Now that summer is officially over and we have begun our journey into autumn, it is feeling a little like fireplace weather. And over my decade of working in interior design, I have noticed that often people might speak about their fireplaces but don't know what to call parts or areas, while others use different terms for the same object. So in an effort to offer some clarity, let's walk through some of the major parts of a fireplace.
The central and most important part of a fireplace is of course where the fire itself is located, the firebox. This is sometimes referred to simply as "the box." Fireplace boxes can be lined with brick, fireclay, metal, pretty much anything that is fireproof (obviously).
The next area of importance is the hearth. This is the area in front of the firebox and it too needs to be fireproof if you have a live fire. This ensures that popping embers from the firebox will not start a fire. For this reason, a hearth needs to be at least 18" deep. If you have a gas insert instead of actual burning logs, the hearth should still be made of a heat-resistant material since many of today's gas inserts give off a tremendous amount of heat that can still cause damage.
A hearth can be flush with the floor or as close to that as possible. Or a hearth can be raised. In the case of a raised hearth, the structure can turn into a bench!
Now we come to the fun parts of the fireplace: the fascia of the mantel can be clad in a myriad of stone or tile choices (again, any non-combustible material that covers at least 6" from the edge of the firebox), and of course the mantel shelf (people often refer to this simply as "the mantel") can be wood or metal. The shelf is a perfect spot for collectibles, art, and holiday decorations. See my previous post about Mantel Inspiration for a brief overview of what can be done to incorporate rich design into your fireplace.
If you don't have a mantel, you can add a floating shelf which offers a very sleek take on a standard fireplace.
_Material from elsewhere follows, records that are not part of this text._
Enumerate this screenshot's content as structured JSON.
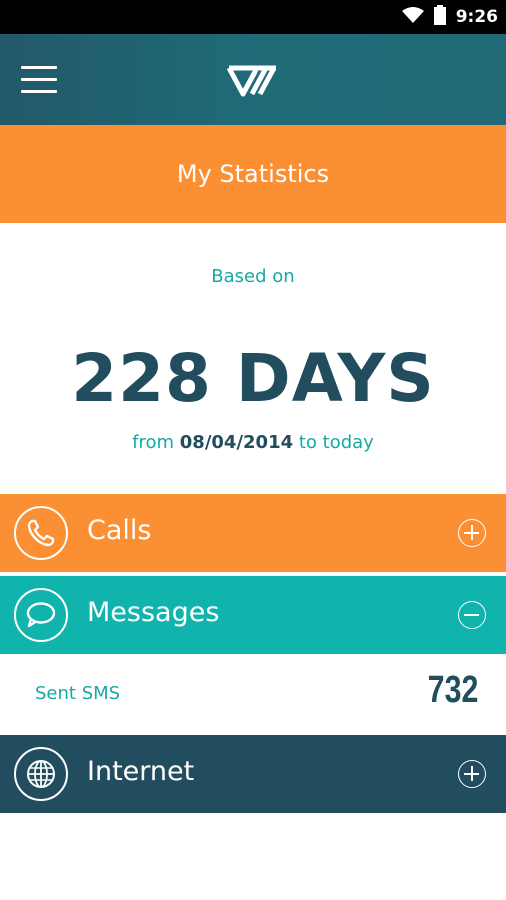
{
  "status_bar": {
    "time": "9:26",
    "icons": [
      "wifi-icon",
      "battery-icon"
    ]
  },
  "app_bar": {
    "menu_icon": "hamburger-menu-icon",
    "logo_icon": "app-logo-icon"
  },
  "banner": {
    "title": "My Statistics"
  },
  "summary": {
    "based_on": "Based on",
    "days": "228 DAYS",
    "range_prefix": "from ",
    "range_date": "08/04/2014",
    "range_suffix": " to today"
  },
  "sections": {
    "calls": {
      "label": "Calls",
      "icon": "phone-icon",
      "toggle": "expand-plus-icon",
      "expanded": false
    },
    "messages": {
      "label": "Messages",
      "icon": "chat-bubble-icon",
      "toggle": "collapse-minus-icon",
      "expanded": true
    },
    "internet": {
      "label": "Internet",
      "icon": "globe-icon",
      "toggle": "expand-plus-icon",
      "expanded": false
    }
  },
  "messages_detail": {
    "sent_sms_label": "Sent SMS",
    "sent_sms_value": "732"
  },
  "colors": {
    "orange": "#fb8f33",
    "teal": "#11b4ad",
    "dark_teal": "#224d5e",
    "text_teal": "#16a9a3"
  }
}
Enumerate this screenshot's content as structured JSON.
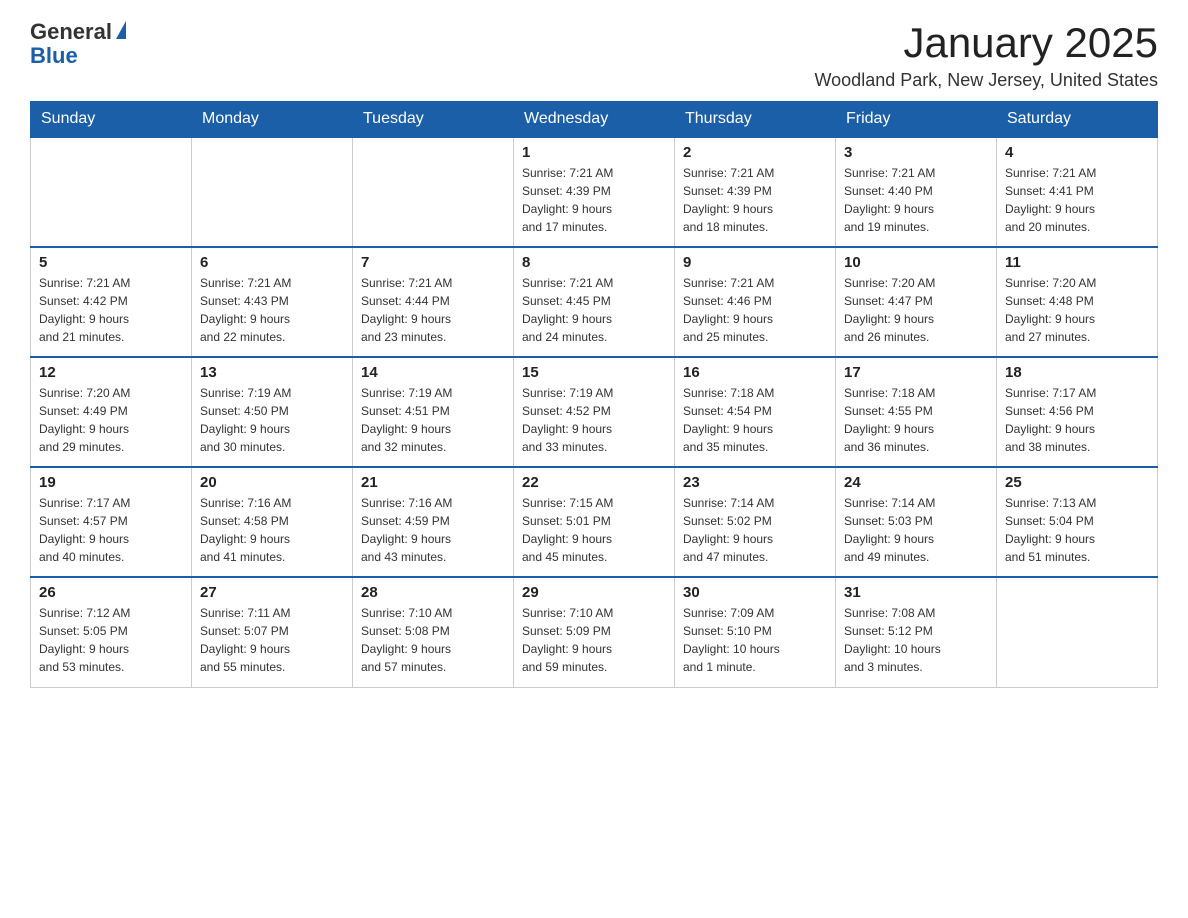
{
  "logo": {
    "text_general": "General",
    "text_blue": "Blue",
    "triangle_alt": "logo triangle"
  },
  "header": {
    "title": "January 2025",
    "subtitle": "Woodland Park, New Jersey, United States"
  },
  "days_of_week": [
    "Sunday",
    "Monday",
    "Tuesday",
    "Wednesday",
    "Thursday",
    "Friday",
    "Saturday"
  ],
  "weeks": [
    [
      {
        "day": "",
        "info": ""
      },
      {
        "day": "",
        "info": ""
      },
      {
        "day": "",
        "info": ""
      },
      {
        "day": "1",
        "info": "Sunrise: 7:21 AM\nSunset: 4:39 PM\nDaylight: 9 hours\nand 17 minutes."
      },
      {
        "day": "2",
        "info": "Sunrise: 7:21 AM\nSunset: 4:39 PM\nDaylight: 9 hours\nand 18 minutes."
      },
      {
        "day": "3",
        "info": "Sunrise: 7:21 AM\nSunset: 4:40 PM\nDaylight: 9 hours\nand 19 minutes."
      },
      {
        "day": "4",
        "info": "Sunrise: 7:21 AM\nSunset: 4:41 PM\nDaylight: 9 hours\nand 20 minutes."
      }
    ],
    [
      {
        "day": "5",
        "info": "Sunrise: 7:21 AM\nSunset: 4:42 PM\nDaylight: 9 hours\nand 21 minutes."
      },
      {
        "day": "6",
        "info": "Sunrise: 7:21 AM\nSunset: 4:43 PM\nDaylight: 9 hours\nand 22 minutes."
      },
      {
        "day": "7",
        "info": "Sunrise: 7:21 AM\nSunset: 4:44 PM\nDaylight: 9 hours\nand 23 minutes."
      },
      {
        "day": "8",
        "info": "Sunrise: 7:21 AM\nSunset: 4:45 PM\nDaylight: 9 hours\nand 24 minutes."
      },
      {
        "day": "9",
        "info": "Sunrise: 7:21 AM\nSunset: 4:46 PM\nDaylight: 9 hours\nand 25 minutes."
      },
      {
        "day": "10",
        "info": "Sunrise: 7:20 AM\nSunset: 4:47 PM\nDaylight: 9 hours\nand 26 minutes."
      },
      {
        "day": "11",
        "info": "Sunrise: 7:20 AM\nSunset: 4:48 PM\nDaylight: 9 hours\nand 27 minutes."
      }
    ],
    [
      {
        "day": "12",
        "info": "Sunrise: 7:20 AM\nSunset: 4:49 PM\nDaylight: 9 hours\nand 29 minutes."
      },
      {
        "day": "13",
        "info": "Sunrise: 7:19 AM\nSunset: 4:50 PM\nDaylight: 9 hours\nand 30 minutes."
      },
      {
        "day": "14",
        "info": "Sunrise: 7:19 AM\nSunset: 4:51 PM\nDaylight: 9 hours\nand 32 minutes."
      },
      {
        "day": "15",
        "info": "Sunrise: 7:19 AM\nSunset: 4:52 PM\nDaylight: 9 hours\nand 33 minutes."
      },
      {
        "day": "16",
        "info": "Sunrise: 7:18 AM\nSunset: 4:54 PM\nDaylight: 9 hours\nand 35 minutes."
      },
      {
        "day": "17",
        "info": "Sunrise: 7:18 AM\nSunset: 4:55 PM\nDaylight: 9 hours\nand 36 minutes."
      },
      {
        "day": "18",
        "info": "Sunrise: 7:17 AM\nSunset: 4:56 PM\nDaylight: 9 hours\nand 38 minutes."
      }
    ],
    [
      {
        "day": "19",
        "info": "Sunrise: 7:17 AM\nSunset: 4:57 PM\nDaylight: 9 hours\nand 40 minutes."
      },
      {
        "day": "20",
        "info": "Sunrise: 7:16 AM\nSunset: 4:58 PM\nDaylight: 9 hours\nand 41 minutes."
      },
      {
        "day": "21",
        "info": "Sunrise: 7:16 AM\nSunset: 4:59 PM\nDaylight: 9 hours\nand 43 minutes."
      },
      {
        "day": "22",
        "info": "Sunrise: 7:15 AM\nSunset: 5:01 PM\nDaylight: 9 hours\nand 45 minutes."
      },
      {
        "day": "23",
        "info": "Sunrise: 7:14 AM\nSunset: 5:02 PM\nDaylight: 9 hours\nand 47 minutes."
      },
      {
        "day": "24",
        "info": "Sunrise: 7:14 AM\nSunset: 5:03 PM\nDaylight: 9 hours\nand 49 minutes."
      },
      {
        "day": "25",
        "info": "Sunrise: 7:13 AM\nSunset: 5:04 PM\nDaylight: 9 hours\nand 51 minutes."
      }
    ],
    [
      {
        "day": "26",
        "info": "Sunrise: 7:12 AM\nSunset: 5:05 PM\nDaylight: 9 hours\nand 53 minutes."
      },
      {
        "day": "27",
        "info": "Sunrise: 7:11 AM\nSunset: 5:07 PM\nDaylight: 9 hours\nand 55 minutes."
      },
      {
        "day": "28",
        "info": "Sunrise: 7:10 AM\nSunset: 5:08 PM\nDaylight: 9 hours\nand 57 minutes."
      },
      {
        "day": "29",
        "info": "Sunrise: 7:10 AM\nSunset: 5:09 PM\nDaylight: 9 hours\nand 59 minutes."
      },
      {
        "day": "30",
        "info": "Sunrise: 7:09 AM\nSunset: 5:10 PM\nDaylight: 10 hours\nand 1 minute."
      },
      {
        "day": "31",
        "info": "Sunrise: 7:08 AM\nSunset: 5:12 PM\nDaylight: 10 hours\nand 3 minutes."
      },
      {
        "day": "",
        "info": ""
      }
    ]
  ]
}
On very traditional fireplaces, the mantel sides can also feature carved or fluted panels which are referred to as legs or pilasters. And the last large piece of a fireplace is what is called the breast. This is the structure that covers the chimney and flue. This is another perfect area for some extra embellishmnet. Traditional fireplaces might feature a material on the fireplace breast that is the wall material in the rest of the room. But modern fireplaces can be clad in tile or stone, often all the way to the ceiling.
But wait, there are some areas of your fireplace that you can't see! The chimney is the structure that rises from the fireplace itself and the flue is the duct, pipe, or opening that allows smoke to rise up and out of your home. If you have a gas insert, the flue can be directed either up or off the side to vent outward but if you have a log-burning fireplace, smoke only rises, so it is imperative that your flue go straight up. You most likely also have a flue cover that allows air to flow up when opened. Because burning natural materials coats the inside of your flue with creosote (a tarry by-product of burning wood), it's good to have a professional chimney sweep clean your fireplace at the beginning of every cold season.